Segment Start: SOURCE INFORMATION
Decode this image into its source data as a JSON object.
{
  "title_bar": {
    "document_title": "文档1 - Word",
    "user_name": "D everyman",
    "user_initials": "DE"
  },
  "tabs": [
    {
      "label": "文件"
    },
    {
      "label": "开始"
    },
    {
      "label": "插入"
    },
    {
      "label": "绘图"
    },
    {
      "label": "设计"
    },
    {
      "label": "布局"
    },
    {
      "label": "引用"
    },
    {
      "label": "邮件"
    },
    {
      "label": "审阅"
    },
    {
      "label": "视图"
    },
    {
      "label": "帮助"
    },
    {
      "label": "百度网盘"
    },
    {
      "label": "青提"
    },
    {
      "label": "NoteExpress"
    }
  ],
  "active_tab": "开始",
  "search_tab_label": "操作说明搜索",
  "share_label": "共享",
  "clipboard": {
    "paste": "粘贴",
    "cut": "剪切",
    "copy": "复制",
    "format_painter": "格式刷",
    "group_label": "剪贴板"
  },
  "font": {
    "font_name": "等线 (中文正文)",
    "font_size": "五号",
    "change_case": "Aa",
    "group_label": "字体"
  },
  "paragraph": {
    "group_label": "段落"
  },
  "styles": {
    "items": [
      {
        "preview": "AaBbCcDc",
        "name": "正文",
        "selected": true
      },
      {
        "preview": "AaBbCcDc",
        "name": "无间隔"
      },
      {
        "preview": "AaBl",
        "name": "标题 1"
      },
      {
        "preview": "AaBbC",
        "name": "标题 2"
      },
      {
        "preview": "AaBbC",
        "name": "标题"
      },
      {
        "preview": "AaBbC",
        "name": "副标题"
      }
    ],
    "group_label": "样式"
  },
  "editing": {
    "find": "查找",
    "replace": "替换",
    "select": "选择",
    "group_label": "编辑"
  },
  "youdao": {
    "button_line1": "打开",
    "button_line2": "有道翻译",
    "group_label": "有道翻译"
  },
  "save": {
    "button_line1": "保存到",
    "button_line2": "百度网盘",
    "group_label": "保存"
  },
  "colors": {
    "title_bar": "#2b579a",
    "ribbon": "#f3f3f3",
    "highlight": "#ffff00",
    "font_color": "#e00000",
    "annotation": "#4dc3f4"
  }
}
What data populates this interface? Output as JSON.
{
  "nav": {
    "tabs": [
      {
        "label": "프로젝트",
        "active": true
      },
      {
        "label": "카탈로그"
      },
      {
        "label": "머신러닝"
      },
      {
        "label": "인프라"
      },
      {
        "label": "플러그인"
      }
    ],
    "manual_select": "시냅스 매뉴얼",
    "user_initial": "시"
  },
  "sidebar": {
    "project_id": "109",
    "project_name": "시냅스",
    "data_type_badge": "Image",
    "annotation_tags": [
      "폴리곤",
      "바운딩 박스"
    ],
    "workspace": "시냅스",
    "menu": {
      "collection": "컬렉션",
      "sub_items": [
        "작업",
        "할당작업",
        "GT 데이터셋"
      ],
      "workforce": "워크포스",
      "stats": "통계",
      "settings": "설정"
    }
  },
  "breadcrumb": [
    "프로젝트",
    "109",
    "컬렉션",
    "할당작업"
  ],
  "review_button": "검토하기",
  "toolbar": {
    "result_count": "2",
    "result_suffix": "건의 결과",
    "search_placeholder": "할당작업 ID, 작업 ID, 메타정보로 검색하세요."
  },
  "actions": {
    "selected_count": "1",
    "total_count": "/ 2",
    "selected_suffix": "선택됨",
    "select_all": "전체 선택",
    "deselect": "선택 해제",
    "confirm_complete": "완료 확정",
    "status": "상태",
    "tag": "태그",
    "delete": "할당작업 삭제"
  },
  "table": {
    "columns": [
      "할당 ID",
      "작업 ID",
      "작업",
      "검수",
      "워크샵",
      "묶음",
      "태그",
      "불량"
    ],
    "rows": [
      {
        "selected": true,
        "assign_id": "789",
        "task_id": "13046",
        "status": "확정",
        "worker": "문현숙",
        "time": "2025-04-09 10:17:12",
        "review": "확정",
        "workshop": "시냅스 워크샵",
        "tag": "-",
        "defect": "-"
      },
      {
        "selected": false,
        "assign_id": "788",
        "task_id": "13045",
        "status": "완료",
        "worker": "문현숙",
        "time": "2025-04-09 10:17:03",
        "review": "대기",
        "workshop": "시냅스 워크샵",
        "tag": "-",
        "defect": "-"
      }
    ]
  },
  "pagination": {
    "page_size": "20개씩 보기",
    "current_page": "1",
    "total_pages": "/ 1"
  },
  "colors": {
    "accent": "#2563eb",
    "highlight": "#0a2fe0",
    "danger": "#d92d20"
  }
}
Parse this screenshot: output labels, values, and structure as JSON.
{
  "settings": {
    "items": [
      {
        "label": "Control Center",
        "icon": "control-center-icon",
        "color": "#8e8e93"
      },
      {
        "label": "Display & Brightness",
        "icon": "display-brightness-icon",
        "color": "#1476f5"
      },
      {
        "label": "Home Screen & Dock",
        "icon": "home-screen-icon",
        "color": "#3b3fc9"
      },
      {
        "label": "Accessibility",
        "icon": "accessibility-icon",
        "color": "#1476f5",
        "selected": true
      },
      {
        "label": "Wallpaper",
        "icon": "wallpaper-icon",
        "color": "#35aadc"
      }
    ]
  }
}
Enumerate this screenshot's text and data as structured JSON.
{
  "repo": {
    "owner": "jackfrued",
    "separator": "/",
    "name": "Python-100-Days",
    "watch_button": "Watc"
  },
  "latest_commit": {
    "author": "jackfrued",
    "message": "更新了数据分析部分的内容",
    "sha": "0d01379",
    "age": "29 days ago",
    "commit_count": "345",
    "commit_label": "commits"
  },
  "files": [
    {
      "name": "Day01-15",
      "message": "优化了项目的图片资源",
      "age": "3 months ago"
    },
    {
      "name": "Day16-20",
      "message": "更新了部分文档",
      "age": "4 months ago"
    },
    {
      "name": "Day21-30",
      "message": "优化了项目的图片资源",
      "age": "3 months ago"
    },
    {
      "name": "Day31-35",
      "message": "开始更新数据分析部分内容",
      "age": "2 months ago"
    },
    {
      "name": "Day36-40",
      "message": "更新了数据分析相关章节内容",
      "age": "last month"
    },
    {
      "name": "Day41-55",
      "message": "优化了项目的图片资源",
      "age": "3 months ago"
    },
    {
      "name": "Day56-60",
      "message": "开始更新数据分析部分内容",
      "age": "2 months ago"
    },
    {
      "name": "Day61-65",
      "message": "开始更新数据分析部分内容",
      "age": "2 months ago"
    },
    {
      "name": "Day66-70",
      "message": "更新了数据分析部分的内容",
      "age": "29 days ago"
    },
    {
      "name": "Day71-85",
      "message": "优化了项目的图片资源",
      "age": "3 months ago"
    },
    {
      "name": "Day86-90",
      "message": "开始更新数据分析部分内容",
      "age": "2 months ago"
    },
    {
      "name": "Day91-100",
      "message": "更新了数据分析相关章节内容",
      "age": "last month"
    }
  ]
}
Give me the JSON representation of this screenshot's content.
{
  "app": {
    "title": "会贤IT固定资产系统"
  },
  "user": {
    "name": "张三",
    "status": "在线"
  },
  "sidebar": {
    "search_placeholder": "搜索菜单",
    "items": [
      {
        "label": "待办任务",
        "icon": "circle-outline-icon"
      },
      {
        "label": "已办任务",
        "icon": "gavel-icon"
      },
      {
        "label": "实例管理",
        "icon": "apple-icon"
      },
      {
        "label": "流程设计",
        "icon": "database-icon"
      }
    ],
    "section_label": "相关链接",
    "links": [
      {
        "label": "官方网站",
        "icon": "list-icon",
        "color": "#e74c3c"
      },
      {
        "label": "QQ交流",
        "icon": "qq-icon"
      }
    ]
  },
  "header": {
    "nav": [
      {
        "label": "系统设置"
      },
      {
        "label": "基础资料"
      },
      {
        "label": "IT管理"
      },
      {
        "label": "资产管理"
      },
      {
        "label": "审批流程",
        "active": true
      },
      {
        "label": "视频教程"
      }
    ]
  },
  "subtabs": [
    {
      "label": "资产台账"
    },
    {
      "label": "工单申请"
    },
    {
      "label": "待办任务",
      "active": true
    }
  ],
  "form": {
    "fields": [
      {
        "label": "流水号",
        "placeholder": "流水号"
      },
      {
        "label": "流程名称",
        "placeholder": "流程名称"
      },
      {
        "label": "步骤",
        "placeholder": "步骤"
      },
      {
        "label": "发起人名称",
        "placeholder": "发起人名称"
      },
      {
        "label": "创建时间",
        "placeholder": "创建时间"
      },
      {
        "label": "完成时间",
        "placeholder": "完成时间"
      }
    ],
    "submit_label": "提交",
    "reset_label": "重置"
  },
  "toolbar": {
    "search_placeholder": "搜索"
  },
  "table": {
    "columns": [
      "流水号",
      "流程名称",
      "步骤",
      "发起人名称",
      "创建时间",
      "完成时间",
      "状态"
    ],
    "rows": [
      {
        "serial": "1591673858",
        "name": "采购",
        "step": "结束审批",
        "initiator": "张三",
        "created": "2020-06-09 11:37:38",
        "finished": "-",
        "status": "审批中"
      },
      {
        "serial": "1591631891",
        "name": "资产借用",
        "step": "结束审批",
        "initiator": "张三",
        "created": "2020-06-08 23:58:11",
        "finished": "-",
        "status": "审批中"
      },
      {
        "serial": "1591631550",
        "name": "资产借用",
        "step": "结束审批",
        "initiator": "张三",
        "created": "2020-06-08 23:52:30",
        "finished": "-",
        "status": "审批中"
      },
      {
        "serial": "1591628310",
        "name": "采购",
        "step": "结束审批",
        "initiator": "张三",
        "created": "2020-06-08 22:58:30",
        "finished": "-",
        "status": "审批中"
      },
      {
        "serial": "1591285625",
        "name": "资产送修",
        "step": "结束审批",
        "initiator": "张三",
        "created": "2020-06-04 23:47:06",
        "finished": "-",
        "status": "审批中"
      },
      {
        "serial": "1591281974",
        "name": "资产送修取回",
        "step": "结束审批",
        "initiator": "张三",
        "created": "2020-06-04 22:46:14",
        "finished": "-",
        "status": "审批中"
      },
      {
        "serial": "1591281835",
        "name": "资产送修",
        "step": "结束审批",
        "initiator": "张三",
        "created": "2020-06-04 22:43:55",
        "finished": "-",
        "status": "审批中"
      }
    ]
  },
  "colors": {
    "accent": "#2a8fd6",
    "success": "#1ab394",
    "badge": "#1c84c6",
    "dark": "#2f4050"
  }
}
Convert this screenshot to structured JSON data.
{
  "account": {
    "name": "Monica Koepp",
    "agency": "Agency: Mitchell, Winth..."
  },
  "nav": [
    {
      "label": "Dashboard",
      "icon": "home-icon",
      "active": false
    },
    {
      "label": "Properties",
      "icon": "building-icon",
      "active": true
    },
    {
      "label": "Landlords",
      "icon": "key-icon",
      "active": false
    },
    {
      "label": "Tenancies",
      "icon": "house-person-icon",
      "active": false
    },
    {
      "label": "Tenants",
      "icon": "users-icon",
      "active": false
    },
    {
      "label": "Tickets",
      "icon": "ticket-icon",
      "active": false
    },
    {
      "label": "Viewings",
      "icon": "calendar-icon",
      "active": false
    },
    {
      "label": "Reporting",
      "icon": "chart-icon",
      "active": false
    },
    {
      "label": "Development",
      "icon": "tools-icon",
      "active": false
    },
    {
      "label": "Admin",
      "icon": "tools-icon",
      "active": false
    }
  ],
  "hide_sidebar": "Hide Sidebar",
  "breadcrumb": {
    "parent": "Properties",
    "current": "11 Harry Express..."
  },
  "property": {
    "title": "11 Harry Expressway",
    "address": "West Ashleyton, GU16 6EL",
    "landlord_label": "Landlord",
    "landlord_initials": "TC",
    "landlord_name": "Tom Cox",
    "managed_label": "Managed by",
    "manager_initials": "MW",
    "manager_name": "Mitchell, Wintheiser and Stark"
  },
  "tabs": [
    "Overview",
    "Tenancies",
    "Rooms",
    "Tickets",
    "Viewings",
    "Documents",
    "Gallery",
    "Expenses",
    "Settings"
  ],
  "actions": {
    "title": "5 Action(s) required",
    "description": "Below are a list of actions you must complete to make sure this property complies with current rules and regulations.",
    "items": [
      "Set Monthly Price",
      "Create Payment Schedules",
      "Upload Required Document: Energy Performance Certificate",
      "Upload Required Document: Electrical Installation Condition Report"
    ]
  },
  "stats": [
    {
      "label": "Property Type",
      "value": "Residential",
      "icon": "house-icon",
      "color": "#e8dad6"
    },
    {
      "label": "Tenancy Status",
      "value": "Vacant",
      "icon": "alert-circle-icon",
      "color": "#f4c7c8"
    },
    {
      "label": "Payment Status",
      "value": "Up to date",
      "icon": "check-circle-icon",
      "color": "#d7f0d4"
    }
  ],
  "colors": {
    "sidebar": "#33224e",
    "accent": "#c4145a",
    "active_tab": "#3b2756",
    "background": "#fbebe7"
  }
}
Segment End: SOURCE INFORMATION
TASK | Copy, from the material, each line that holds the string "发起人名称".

RESPONSE FOR THIS EXERCISE |
        "label": "发起人名称",
        "placeholder": "发起人名称"
      "发起人名称",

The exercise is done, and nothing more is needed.